+++ RECORDS SHOWN +++
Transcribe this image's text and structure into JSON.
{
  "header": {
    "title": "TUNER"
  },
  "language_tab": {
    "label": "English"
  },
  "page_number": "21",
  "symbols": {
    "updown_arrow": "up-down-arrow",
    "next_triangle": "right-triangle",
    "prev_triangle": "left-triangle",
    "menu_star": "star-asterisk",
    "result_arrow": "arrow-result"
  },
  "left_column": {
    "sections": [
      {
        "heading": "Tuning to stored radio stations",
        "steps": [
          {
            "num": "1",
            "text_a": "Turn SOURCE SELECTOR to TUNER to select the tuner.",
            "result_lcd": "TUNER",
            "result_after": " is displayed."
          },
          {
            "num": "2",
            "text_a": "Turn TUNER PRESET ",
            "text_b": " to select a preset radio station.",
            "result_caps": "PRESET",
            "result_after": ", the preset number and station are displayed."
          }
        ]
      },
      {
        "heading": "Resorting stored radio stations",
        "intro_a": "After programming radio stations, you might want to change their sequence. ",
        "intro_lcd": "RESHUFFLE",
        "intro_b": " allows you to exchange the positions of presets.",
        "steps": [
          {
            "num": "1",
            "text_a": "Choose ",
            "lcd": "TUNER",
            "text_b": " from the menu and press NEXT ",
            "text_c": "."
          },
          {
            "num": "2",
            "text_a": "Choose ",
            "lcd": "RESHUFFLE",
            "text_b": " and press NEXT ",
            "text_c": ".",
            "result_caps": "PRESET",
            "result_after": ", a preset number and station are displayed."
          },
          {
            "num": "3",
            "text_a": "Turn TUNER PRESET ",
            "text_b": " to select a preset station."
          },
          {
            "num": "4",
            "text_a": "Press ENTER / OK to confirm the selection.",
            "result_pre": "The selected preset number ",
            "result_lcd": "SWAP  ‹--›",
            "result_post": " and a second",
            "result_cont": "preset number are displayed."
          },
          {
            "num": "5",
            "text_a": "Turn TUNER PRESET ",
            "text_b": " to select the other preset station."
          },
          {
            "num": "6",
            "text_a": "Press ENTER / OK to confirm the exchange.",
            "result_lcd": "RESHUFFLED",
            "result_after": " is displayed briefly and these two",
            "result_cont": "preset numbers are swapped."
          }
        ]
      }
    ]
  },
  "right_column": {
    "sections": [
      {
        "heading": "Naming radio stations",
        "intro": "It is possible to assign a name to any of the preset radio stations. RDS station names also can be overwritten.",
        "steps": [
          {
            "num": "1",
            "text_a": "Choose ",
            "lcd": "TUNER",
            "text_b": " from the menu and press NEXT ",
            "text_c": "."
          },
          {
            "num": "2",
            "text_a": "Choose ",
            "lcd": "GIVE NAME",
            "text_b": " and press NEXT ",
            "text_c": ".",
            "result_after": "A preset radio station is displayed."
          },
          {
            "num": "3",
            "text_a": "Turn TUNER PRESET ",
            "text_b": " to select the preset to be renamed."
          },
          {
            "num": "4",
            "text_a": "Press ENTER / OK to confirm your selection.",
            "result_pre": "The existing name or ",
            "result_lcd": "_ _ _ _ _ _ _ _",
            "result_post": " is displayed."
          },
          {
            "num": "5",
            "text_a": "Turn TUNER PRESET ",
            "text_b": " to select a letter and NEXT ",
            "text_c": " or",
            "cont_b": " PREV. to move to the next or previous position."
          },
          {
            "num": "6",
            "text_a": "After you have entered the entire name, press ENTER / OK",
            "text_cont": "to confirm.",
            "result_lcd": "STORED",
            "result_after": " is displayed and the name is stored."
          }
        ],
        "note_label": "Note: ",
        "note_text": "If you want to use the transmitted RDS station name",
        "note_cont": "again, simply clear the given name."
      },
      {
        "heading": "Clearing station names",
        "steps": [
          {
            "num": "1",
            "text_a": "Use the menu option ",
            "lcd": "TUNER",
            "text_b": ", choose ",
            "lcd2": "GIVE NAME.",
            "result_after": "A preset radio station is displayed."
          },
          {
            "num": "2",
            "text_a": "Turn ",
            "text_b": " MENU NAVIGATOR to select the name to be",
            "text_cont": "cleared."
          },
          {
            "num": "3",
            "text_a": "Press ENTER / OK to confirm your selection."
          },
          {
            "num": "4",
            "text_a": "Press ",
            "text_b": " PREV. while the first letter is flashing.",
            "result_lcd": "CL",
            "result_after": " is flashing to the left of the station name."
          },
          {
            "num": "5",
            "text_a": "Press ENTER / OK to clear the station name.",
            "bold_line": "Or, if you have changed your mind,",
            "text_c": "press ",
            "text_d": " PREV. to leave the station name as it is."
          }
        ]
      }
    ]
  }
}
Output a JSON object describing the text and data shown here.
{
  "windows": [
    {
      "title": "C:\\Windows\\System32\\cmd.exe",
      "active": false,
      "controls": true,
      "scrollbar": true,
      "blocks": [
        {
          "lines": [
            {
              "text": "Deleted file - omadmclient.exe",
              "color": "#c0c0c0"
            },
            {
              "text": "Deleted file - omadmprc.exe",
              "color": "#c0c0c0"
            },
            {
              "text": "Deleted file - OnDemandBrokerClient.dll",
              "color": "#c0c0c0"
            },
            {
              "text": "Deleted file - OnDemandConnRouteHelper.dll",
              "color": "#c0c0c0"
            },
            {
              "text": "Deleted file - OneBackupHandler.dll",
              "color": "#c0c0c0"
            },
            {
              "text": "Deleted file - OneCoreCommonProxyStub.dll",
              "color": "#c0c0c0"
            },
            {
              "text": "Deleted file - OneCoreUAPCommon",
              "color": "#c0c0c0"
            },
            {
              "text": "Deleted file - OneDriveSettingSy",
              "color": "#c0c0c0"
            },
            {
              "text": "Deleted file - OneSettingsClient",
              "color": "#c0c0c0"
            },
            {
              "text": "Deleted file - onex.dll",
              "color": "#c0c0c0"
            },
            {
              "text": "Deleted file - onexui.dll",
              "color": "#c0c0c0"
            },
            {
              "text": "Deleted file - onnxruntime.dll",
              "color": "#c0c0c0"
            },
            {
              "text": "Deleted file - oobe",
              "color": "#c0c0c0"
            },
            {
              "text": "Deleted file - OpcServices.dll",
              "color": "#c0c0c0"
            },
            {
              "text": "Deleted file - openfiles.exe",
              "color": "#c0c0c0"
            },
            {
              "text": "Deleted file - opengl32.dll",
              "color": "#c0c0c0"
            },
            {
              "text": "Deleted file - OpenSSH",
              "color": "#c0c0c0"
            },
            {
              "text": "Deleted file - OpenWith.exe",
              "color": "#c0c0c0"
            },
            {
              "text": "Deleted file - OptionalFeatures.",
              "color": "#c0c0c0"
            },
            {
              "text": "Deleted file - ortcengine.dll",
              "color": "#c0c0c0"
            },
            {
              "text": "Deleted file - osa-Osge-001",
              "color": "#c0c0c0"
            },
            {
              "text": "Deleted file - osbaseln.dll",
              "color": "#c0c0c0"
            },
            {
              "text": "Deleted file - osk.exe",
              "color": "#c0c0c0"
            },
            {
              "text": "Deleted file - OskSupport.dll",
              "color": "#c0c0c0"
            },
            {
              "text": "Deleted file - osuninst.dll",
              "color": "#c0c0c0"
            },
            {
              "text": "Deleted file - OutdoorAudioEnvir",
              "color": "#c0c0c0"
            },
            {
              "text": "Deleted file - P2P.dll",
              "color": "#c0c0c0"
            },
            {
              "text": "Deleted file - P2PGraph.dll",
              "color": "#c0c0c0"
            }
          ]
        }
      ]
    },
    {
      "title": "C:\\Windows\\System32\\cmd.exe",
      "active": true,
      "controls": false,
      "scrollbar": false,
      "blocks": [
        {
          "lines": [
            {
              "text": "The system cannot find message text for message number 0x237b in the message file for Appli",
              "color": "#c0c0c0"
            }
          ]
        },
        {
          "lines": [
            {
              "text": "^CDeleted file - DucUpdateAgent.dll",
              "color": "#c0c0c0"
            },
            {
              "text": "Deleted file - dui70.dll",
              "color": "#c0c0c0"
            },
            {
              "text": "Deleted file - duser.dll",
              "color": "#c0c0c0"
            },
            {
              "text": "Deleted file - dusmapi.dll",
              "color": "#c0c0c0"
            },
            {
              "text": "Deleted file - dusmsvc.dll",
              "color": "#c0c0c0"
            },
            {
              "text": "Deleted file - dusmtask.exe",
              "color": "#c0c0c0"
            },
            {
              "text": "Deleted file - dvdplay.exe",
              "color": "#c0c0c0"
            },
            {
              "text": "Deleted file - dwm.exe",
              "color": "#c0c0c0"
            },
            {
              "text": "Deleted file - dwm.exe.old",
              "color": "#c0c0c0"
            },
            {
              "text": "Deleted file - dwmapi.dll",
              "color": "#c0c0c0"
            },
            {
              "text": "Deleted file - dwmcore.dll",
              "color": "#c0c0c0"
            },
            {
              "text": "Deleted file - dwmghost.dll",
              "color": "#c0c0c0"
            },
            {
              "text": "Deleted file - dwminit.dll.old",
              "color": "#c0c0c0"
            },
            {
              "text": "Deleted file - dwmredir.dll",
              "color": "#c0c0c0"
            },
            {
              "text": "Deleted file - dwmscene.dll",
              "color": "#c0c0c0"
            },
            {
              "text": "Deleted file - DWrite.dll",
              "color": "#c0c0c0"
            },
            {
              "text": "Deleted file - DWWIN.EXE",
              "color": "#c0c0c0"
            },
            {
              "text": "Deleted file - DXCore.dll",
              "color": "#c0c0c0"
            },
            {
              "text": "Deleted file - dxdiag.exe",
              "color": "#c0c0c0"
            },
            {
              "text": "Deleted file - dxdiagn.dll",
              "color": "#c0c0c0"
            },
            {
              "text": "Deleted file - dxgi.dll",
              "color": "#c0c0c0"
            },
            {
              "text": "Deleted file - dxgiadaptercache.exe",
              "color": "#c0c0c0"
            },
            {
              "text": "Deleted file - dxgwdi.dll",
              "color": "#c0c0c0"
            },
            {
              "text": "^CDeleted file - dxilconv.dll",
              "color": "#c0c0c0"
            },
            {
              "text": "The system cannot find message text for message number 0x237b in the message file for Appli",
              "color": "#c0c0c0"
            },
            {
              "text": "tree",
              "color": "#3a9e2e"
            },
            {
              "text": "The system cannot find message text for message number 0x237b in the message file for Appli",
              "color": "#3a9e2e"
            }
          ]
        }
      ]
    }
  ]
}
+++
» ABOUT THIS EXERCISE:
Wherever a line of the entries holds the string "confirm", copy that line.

» EXERCISE RESULT:
            "text_a": "Press ENTER / OK to confirm the selection.",
            "text_a": "Press ENTER / OK to confirm the exchange.",
            "text_a": "Press ENTER / OK to confirm your selection.",
            "text_cont": "to confirm.",
            "text_a": "Press ENTER / OK to confirm your selection."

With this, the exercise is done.